Administrative Hearing Commission

Richard Maseles, Esquire

Complaint to immediately suspend nurse’s license denied for failure to show the nurse’s conduct was a clear and present danger to the public health and safety. State Board of Nursing v. Beard, No. 12-0743 BN (Mo. A.H.C., May 23, 2012), Dandamudi, C.
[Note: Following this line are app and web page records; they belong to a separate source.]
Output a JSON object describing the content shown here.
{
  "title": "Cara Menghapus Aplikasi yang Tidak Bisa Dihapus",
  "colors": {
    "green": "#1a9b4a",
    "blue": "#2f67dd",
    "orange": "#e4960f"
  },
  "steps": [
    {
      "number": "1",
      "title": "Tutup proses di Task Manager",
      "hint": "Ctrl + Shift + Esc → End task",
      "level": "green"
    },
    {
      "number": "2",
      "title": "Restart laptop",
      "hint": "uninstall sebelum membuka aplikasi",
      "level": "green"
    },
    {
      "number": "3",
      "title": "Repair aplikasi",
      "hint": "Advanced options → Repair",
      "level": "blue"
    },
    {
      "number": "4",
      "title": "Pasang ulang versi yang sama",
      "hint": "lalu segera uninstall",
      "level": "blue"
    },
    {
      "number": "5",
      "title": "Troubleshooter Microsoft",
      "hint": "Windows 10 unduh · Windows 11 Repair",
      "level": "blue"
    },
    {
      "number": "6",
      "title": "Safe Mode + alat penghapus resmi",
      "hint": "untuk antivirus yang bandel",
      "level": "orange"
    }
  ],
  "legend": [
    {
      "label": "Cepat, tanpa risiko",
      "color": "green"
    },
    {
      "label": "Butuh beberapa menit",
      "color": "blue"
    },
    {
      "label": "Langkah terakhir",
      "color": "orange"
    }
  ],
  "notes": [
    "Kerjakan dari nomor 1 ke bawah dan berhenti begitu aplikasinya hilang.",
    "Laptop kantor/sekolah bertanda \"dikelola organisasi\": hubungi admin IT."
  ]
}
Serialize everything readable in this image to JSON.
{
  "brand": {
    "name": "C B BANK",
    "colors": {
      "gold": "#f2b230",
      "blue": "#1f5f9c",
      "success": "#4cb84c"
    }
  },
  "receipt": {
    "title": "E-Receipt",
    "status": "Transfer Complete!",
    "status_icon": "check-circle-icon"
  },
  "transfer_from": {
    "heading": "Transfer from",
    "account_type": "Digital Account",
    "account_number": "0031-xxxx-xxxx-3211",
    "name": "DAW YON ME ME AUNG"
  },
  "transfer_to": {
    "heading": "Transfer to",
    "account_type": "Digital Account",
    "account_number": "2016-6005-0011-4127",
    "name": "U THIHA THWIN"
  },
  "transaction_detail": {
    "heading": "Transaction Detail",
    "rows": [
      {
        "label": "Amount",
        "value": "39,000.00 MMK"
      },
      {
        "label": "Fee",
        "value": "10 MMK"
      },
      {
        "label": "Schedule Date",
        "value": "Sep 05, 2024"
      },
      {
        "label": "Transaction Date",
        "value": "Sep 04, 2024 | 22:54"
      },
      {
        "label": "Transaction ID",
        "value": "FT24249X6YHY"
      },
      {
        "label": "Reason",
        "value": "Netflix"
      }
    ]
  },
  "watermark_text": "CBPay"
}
The Board brought this action against Beard under the provisions of § 335.066.8-.10, which provide for an expedited, preliminary hearing to determine whether a nurse’s activities constituted a clear and present danger to the public health and safety justifying immediate suspension of Beard’s license. The Board alleged that Beard was drug-impaired at work on two occasions (July 2011 and January 2012). In the July 2011 incident, there was evidence of such impairment, and that Beard had a prescription for Ativan. In the January 2012 incident, there was evidence of discrepancies in Beard’s nursing notes and medication withdrawal and administration records, and that a quantity of morphine was missing, but no evidence of impairment. Beard was asked to give a urine sample for drug testing, which she did, but the results of the test were not presented at the hearing.

The Commission denied authority to suspend Beard’s license. The Board failed to show clear and present danger. The only evidence of impairment occurred 10 months prior to the hearing, the Board failed to present more than circumstantial evidence of drug impairment for either case, and failed to place Beard’s test results into evidence.

Golf course not required to charge sales taxes on cart rentals, even if cost was mandatory, whether cart used or not. PF Golf LLC v. Director of Revenue, No. 10-0477 RS (Mo. A.H.C., May 31, 2012), Dandamudi, C.

PF Golf owned a golf course that was very hilly, so most golfers used golf carts, although a few did not. It paid sales tax on its purchase or lease of those carts. PF Golf’s policy of separately charging for the cart and the course was not disclosed to customers, and in fact a Department of Revenue employee was told that the cart cost was a mandatory charge. The Director assessed PF Golf for unpaid sales taxes.

PF Golf is not liable for sales tax. The Commission followed Westwood Country Club v. Director of Revenue, 6 S.W.3d 885 (Mo. banc 1999), in ruling that the situation was governed by § 144.020.1(8) and, having paid sales tax on buying or renting the carts, no further sales tax was due. The decision was buttressed by the Director’s Regulation 12 CSR 10-108.700(3) (A) and her Letter Ruling LR 1349. It did not matter whether the cart fees were a mandatory charge.